■ **EXERCISE DIRECTIONS**:
The listing that follows must be given again in full and exactly.

■ **DATA FOR THIS TASK**:
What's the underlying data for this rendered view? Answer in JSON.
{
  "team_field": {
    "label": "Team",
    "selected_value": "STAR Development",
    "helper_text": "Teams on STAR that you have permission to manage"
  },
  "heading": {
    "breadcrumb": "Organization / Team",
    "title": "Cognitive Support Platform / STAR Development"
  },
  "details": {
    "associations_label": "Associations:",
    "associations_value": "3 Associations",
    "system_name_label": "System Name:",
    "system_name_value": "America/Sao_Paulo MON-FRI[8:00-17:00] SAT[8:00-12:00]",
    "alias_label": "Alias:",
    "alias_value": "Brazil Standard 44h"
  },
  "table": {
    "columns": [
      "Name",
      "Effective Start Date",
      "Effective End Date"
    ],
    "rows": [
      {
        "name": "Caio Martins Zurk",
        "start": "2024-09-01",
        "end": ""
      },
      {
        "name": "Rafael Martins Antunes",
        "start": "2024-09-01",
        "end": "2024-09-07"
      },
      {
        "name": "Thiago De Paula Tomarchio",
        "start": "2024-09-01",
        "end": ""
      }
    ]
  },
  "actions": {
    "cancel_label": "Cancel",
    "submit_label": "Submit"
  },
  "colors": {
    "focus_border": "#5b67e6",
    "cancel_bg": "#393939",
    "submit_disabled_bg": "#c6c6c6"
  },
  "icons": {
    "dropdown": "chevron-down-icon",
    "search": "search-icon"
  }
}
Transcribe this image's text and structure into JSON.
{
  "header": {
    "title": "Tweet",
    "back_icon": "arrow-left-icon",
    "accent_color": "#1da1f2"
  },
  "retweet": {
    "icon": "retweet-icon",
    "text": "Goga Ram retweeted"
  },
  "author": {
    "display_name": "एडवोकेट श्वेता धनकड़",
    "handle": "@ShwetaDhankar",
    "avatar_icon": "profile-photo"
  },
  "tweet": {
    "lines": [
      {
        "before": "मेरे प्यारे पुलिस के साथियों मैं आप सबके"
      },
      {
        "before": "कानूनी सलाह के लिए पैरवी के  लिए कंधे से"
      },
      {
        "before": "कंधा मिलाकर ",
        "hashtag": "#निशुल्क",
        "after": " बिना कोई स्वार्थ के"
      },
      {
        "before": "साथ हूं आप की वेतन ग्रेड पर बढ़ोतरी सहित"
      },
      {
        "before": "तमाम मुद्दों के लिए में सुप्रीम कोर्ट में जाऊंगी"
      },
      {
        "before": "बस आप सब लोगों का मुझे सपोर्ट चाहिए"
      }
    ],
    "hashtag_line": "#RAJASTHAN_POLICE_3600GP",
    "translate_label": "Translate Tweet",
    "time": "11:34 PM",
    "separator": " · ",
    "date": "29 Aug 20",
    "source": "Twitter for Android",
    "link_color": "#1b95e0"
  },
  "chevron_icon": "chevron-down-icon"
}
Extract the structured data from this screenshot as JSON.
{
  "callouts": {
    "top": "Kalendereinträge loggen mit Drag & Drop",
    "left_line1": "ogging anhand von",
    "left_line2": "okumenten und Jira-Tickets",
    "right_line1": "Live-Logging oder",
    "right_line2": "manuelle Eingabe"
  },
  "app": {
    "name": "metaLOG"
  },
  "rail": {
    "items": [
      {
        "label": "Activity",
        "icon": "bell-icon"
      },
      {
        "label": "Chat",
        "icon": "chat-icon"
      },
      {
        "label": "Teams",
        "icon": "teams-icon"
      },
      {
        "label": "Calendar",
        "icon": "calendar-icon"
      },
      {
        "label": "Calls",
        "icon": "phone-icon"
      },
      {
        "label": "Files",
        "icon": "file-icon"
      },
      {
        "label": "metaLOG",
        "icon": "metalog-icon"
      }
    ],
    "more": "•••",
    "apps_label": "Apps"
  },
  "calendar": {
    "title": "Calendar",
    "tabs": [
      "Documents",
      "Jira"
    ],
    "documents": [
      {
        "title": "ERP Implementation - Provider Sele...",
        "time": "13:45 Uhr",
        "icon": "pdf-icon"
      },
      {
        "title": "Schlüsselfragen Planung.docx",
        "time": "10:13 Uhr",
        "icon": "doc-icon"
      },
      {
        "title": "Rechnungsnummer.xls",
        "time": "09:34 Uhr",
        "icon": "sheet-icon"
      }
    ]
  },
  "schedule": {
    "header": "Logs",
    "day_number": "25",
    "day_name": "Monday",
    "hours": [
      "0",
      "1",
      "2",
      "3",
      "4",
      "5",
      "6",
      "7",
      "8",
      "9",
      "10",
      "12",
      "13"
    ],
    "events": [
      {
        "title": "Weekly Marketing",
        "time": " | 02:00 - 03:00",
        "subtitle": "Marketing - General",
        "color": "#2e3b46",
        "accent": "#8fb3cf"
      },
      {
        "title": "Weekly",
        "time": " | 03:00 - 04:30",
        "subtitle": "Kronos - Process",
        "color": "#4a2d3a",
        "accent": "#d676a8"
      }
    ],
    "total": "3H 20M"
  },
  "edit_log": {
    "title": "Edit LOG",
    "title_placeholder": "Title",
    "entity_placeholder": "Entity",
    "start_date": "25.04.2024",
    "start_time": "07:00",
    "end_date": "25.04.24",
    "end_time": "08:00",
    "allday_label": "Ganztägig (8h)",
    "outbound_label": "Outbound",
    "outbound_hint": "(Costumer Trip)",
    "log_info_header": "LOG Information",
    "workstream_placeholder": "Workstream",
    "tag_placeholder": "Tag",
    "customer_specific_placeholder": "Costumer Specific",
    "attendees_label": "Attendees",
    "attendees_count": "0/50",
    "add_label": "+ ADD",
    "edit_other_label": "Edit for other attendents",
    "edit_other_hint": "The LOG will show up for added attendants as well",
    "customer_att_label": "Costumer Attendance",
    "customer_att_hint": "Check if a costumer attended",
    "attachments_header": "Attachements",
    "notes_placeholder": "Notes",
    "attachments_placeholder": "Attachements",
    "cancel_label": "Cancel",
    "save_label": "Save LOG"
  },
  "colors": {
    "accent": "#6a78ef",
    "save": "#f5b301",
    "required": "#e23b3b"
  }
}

■ **EXERCISE OUTPUT**:
What's the underlying data for this rendered view? Answer in JSON.
{
  "team_field": {
    "label": "Team",
    "selected_value": "STAR Development",
    "helper_text": "Teams on STAR that you have permission to manage"
  },
  "heading": {
    "breadcrumb": "Organization / Team",
    "title": "Cognitive Support Platform / STAR Development"
  },
  "details": {
    "associations_label": "Associations:",
    "associations_value": "3 Associations",
    "system_name_label": "System Name:",
    "system_name_value": "America/Sao_Paulo MON-FRI[8:00-17:00] SAT[8:00-12:00]",
    "alias_label": "Alias:",
    "alias_value": "Brazil Standard 44h"
  },
  "table": {
    "columns": [
      "Name",
      "Effective Start Date",
      "Effective End Date"
    ],
    "rows": [
      {
        "name": "Caio Martins Zurk",
        "start": "2024-09-01",
        "end": ""
      },
      {
        "name": "Rafael Martins Antunes",
        "start": "2024-09-01",
        "end": "2024-09-07"
      },
      {
        "name": "Thiago De Paula Tomarchio",
        "start": "2024-09-01",
        "end": ""
      }
    ]
  },
  "actions": {
    "cancel_label": "Cancel",
    "submit_label": "Submit"
  },
  "colors": {
    "focus_border": "#5b67e6",
    "cancel_bg": "#393939",
    "submit_disabled_bg": "#c6c6c6"
  },
  "icons": {
    "dropdown": "chevron-down-icon",
    "search": "search-icon"
  }
}
Transcribe this image's text and structure into JSON.
{
  "header": {
    "title": "Tweet",
    "back_icon": "arrow-left-icon",
    "accent_color": "#1da1f2"
  },
  "retweet": {
    "icon": "retweet-icon",
    "text": "Goga Ram retweeted"
  },
  "author": {
    "display_name": "एडवोकेट श्वेता धनकड़",
    "handle": "@ShwetaDhankar",
    "avatar_icon": "profile-photo"
  },
  "tweet": {
    "lines": [
      {
        "before": "मेरे प्यारे पुलिस के साथियों मैं आप सबके"
      },
      {
        "before": "कानूनी सलाह के लिए पैरवी के  लिए कंधे से"
      },
      {
        "before": "कंधा मिलाकर ",
        "hashtag": "#निशुल्क",
        "after": " बिना कोई स्वार्थ के"
      },
      {
        "before": "साथ हूं आप की वेतन ग्रेड पर बढ़ोतरी सहित"
      },
      {
        "before": "तमाम मुद्दों के लिए में सुप्रीम कोर्ट में जाऊंगी"
      },
      {
        "before": "बस आप सब लोगों का मुझे सपोर्ट चाहिए"
      }
    ],
    "hashtag_line": "#RAJASTHAN_POLICE_3600GP",
    "translate_label": "Translate Tweet",
    "time": "11:34 PM",
    "separator": " · ",
    "date": "29 Aug 20",
    "source": "Twitter for Android",
    "link_color": "#1b95e0"
  },
  "chevron_icon": "chevron-down-icon"
}
Extract the structured data from this screenshot as JSON.
{
  "callouts": {
    "top": "Kalendereinträge loggen mit Drag & Drop",
    "left_line1": "ogging anhand von",
    "left_line2": "okumenten und Jira-Tickets",
    "right_line1": "Live-Logging oder",
    "right_line2": "manuelle Eingabe"
  },
  "app": {
    "name": "metaLOG"
  },
  "rail": {
    "items": [
      {
        "label": "Activity",
        "icon": "bell-icon"
      },
      {
        "label": "Chat",
        "icon": "chat-icon"
      },
      {
        "label": "Teams",
        "icon": "teams-icon"
      },
      {
        "label": "Calendar",
        "icon": "calendar-icon"
      },
      {
        "label": "Calls",
        "icon": "phone-icon"
      },
      {
        "label": "Files",
        "icon": "file-icon"
      },
      {
        "label": "metaLOG",
        "icon": "metalog-icon"
      }
    ],
    "more": "•••",
    "apps_label": "Apps"
  },
  "calendar": {
    "title": "Calendar",
    "tabs": [
      "Documents",
      "Jira"
    ],
    "documents": [
      {
        "title": "ERP Implementation - Provider Sele...",
        "time": "13:45 Uhr",
        "icon": "pdf-icon"
      },
      {
        "title": "Schlüsselfragen Planung.docx",
        "time": "10:13 Uhr",
        "icon": "doc-icon"
      },
      {
        "title": "Rechnungsnummer.xls",
        "time": "09:34 Uhr",
        "icon": "sheet-icon"
      }
    ]
  },
  "schedule": {
    "header": "Logs",
    "day_number": "25",
    "day_name": "Monday",
    "hours": [
      "0",
      "1",
      "2",
      "3",
      "4",
      "5",
      "6",
      "7",
      "8",
      "9",
      "10",
      "12",
      "13"
    ],
    "events": [
      {
        "title": "Weekly Marketing",
        "time": " | 02:00 - 03:00",
        "subtitle": "Marketing - General",
        "color": "#2e3b46",
        "accent": "#8fb3cf"
      },
      {
        "title": "Weekly",
        "time": " | 03:00 - 04:30",
        "subtitle": "Kronos - Process",
        "color": "#4a2d3a",
        "accent": "#d676a8"
      }
    ],
    "total": "3H 20M"
  },
  "edit_log": {
    "title": "Edit LOG",
    "title_placeholder": "Title",
    "entity_placeholder": "Entity",
    "start_date": "25.04.2024",
    "start_time": "07:00",
    "end_date": "25.04.24",
    "end_time": "08:00",
    "allday_label": "Ganztägig (8h)",
    "outbound_label": "Outbound",
    "outbound_hint": "(Costumer Trip)",
    "log_info_header": "LOG Information",
    "workstream_placeholder": "Workstream",
    "tag_placeholder": "Tag",
    "customer_specific_placeholder": "Costumer Specific",
    "attendees_label": "Attendees",
    "attendees_count": "0/50",
    "add_label": "+ ADD",
    "edit_other_label": "Edit for other attendents",
    "edit_other_hint": "The LOG will show up for added attendants as well",
    "customer_att_label": "Costumer Attendance",
    "customer_att_hint": "Check if a costumer attended",
    "attachments_header": "Attachements",
    "notes_placeholder": "Notes",
    "attachments_placeholder": "Attachements",
    "cancel_label": "Cancel",
    "save_label": "Save LOG"
  },
  "colors": {
    "accent": "#6a78ef",
    "save": "#f5b301",
    "required": "#e23b3b"
  }
}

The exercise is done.